WORK ORDER: Copy out each line of the material exactly. Pictures do not belong in the copy.

****************************************

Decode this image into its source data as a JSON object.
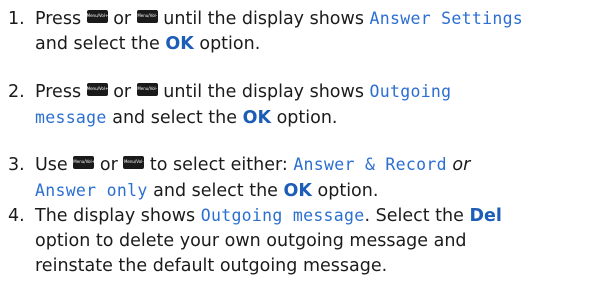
{
  "steps": [
    {
      "number": "1.",
      "lines": [
        {
          "a": "Press",
          "key1": "Menu/Vol+",
          "b": "or",
          "key2": "Menu/Vol-",
          "c": "until the display shows",
          "lcd": "Answer Settings"
        },
        {
          "a": "and select the",
          "opt": "OK",
          "b": "option."
        }
      ]
    },
    {
      "number": "2.",
      "lines": [
        {
          "a": "Press",
          "key1": "Menu/Vol+",
          "b": "or",
          "key2": "Menu/Vol-",
          "c": "until the display shows",
          "lcd": "Outgoing"
        },
        {
          "lcd": "message",
          "a": "and select the",
          "opt": "OK",
          "b": "option."
        }
      ]
    },
    {
      "number": "3.",
      "lines": [
        {
          "a": "Use",
          "key1": "Menu/Vol+",
          "b": "or",
          "key2": "Menu/Vol-",
          "c": "to select either:",
          "lcd": "Answer & Record",
          "d": "or"
        },
        {
          "lcd": "Answer only",
          "a": "and select the",
          "opt": "OK",
          "b": "option."
        }
      ]
    },
    {
      "number": "4.",
      "lines": [
        {
          "a": "The display shows",
          "lcd": "Outgoing message",
          "b": ". Select the",
          "opt": "Del"
        },
        {
          "a": "option to delete your own outgoing message and"
        },
        {
          "a": "reinstate the default outgoing message."
        }
      ]
    }
  ]
}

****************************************

ANSWER SPACE:
Decode this image into its source data as a JSON object.
{
  "steps": [
    {
      "number": "1.",
      "lines": [
        {
          "a": "Press",
          "key1": "Menu/Vol+",
          "b": "or",
          "key2": "Menu/Vol-",
          "c": "until the display shows",
          "lcd": "Answer Settings"
        },
        {
          "a": "and select the",
          "opt": "OK",
          "b": "option."
        }
      ]
    },
    {
      "number": "2.",
      "lines": [
        {
          "a": "Press",
          "key1": "Menu/Vol+",
          "b": "or",
          "key2": "Menu/Vol-",
          "c": "until the display shows",
          "lcd": "Outgoing"
        },
        {
          "lcd": "message",
          "a": "and select the",
          "opt": "OK",
          "b": "option."
        }
      ]
    },
    {
      "number": "3.",
      "lines": [
        {
          "a": "Use",
          "key1": "Menu/Vol+",
          "b": "or",
          "key2": "Menu/Vol-",
          "c": "to select either:",
          "lcd": "Answer & Record",
          "d": "or"
        },
        {
          "lcd": "Answer only",
          "a": "and select the",
          "opt": "OK",
          "b": "option."
        }
      ]
    },
    {
      "number": "4.",
      "lines": [
        {
          "a": "The display shows",
          "lcd": "Outgoing message",
          "b": ". Select the",
          "opt": "Del"
        },
        {
          "a": "option to delete your own outgoing message and"
        },
        {
          "a": "reinstate the default outgoing message."
        }
      ]
    }
  ]
}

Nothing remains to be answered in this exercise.